**WHAT YOU WILL DO:** Copy out the listing below, keeping every character as is.

**SUPPLIED INFORMATION:**
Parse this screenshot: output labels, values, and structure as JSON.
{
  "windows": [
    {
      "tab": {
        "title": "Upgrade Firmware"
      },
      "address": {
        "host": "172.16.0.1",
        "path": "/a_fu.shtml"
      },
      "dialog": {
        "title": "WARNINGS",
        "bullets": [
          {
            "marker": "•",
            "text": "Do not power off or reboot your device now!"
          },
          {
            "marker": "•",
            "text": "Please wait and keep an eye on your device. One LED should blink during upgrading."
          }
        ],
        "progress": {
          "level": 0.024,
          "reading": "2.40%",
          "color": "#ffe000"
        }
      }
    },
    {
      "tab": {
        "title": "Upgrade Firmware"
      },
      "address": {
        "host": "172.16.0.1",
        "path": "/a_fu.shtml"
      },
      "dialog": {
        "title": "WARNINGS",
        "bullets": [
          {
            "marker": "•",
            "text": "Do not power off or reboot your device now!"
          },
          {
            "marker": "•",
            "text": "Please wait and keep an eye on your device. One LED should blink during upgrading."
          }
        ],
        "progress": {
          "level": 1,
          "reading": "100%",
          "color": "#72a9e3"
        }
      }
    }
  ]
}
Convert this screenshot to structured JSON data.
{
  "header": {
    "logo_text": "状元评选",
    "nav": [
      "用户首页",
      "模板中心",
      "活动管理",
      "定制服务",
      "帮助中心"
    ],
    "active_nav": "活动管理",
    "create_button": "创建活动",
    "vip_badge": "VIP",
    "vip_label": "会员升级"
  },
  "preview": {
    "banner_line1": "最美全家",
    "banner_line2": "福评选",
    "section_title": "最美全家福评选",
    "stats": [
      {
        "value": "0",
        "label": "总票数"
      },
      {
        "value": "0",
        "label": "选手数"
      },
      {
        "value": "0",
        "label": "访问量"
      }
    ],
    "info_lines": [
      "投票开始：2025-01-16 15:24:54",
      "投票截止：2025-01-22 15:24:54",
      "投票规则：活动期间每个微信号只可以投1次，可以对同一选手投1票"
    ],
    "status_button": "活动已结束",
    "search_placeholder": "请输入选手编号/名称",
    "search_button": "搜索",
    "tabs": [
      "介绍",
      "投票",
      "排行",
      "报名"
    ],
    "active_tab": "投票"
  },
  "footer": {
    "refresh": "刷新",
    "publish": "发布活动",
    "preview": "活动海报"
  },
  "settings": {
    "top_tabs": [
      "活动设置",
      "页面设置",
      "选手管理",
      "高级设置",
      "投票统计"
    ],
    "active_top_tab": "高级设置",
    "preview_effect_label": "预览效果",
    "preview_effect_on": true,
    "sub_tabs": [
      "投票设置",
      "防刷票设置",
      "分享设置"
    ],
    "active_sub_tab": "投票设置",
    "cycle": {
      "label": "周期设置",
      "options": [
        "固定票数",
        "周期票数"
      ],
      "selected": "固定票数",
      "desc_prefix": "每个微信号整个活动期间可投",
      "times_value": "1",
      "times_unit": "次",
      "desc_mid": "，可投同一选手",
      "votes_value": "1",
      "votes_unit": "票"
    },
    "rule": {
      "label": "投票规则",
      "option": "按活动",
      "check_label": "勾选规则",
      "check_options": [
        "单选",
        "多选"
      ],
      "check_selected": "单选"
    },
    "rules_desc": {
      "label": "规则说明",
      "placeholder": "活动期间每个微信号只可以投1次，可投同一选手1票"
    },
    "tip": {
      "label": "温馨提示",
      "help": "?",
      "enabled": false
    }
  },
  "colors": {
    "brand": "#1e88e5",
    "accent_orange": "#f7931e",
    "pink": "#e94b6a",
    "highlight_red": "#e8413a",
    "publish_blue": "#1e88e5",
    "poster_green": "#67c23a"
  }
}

**SOLUTION TO THIS TASK:**
Parse this screenshot: output labels, values, and structure as JSON.
{
  "windows": [
    {
      "tab": {
        "title": "Upgrade Firmware"
      },
      "address": {
        "host": "172.16.0.1",
        "path": "/a_fu.shtml"
      },
      "dialog": {
        "title": "WARNINGS",
        "bullets": [
          {
            "marker": "•",
            "text": "Do not power off or reboot your device now!"
          },
          {
            "marker": "•",
            "text": "Please wait and keep an eye on your device. One LED should blink during upgrading."
          }
        ],
        "progress": {
          "level": 0.024,
          "reading": "2.40%",
          "color": "#ffe000"
        }
      }
    },
    {
      "tab": {
        "title": "Upgrade Firmware"
      },
      "address": {
        "host": "172.16.0.1",
        "path": "/a_fu.shtml"
      },
      "dialog": {
        "title": "WARNINGS",
        "bullets": [
          {
            "marker": "•",
            "text": "Do not power off or reboot your device now!"
          },
          {
            "marker": "•",
            "text": "Please wait and keep an eye on your device. One LED should blink during upgrading."
          }
        ],
        "progress": {
          "level": 1,
          "reading": "100%",
          "color": "#72a9e3"
        }
      }
    }
  ]
}
Convert this screenshot to structured JSON data.
{
  "header": {
    "logo_text": "状元评选",
    "nav": [
      "用户首页",
      "模板中心",
      "活动管理",
      "定制服务",
      "帮助中心"
    ],
    "active_nav": "活动管理",
    "create_button": "创建活动",
    "vip_badge": "VIP",
    "vip_label": "会员升级"
  },
  "preview": {
    "banner_line1": "最美全家",
    "banner_line2": "福评选",
    "section_title": "最美全家福评选",
    "stats": [
      {
        "value": "0",
        "label": "总票数"
      },
      {
        "value": "0",
        "label": "选手数"
      },
      {
        "value": "0",
        "label": "访问量"
      }
    ],
    "info_lines": [
      "投票开始：2025-01-16 15:24:54",
      "投票截止：2025-01-22 15:24:54",
      "投票规则：活动期间每个微信号只可以投1次，可以对同一选手投1票"
    ],
    "status_button": "活动已结束",
    "search_placeholder": "请输入选手编号/名称",
    "search_button": "搜索",
    "tabs": [
      "介绍",
      "投票",
      "排行",
      "报名"
    ],
    "active_tab": "投票"
  },
  "footer": {
    "refresh": "刷新",
    "publish": "发布活动",
    "preview": "活动海报"
  },
  "settings": {
    "top_tabs": [
      "活动设置",
      "页面设置",
      "选手管理",
      "高级设置",
      "投票统计"
    ],
    "active_top_tab": "高级设置",
    "preview_effect_label": "预览效果",
    "preview_effect_on": true,
    "sub_tabs": [
      "投票设置",
      "防刷票设置",
      "分享设置"
    ],
    "active_sub_tab": "投票设置",
    "cycle": {
      "label": "周期设置",
      "options": [
        "固定票数",
        "周期票数"
      ],
      "selected": "固定票数",
      "desc_prefix": "每个微信号整个活动期间可投",
      "times_value": "1",
      "times_unit": "次",
      "desc_mid": "，可投同一选手",
      "votes_value": "1",
      "votes_unit": "票"
    },
    "rule": {
      "label": "投票规则",
      "option": "按活动",
      "check_label": "勾选规则",
      "check_options": [
        "单选",
        "多选"
      ],
      "check_selected": "单选"
    },
    "rules_desc": {
      "label": "规则说明",
      "placeholder": "活动期间每个微信号只可以投1次，可投同一选手1票"
    },
    "tip": {
      "label": "温馨提示",
      "help": "?",
      "enabled": false
    }
  },
  "colors": {
    "brand": "#1e88e5",
    "accent_orange": "#f7931e",
    "pink": "#e94b6a",
    "highlight_red": "#e8413a",
    "publish_blue": "#1e88e5",
    "poster_green": "#67c23a"
  }
}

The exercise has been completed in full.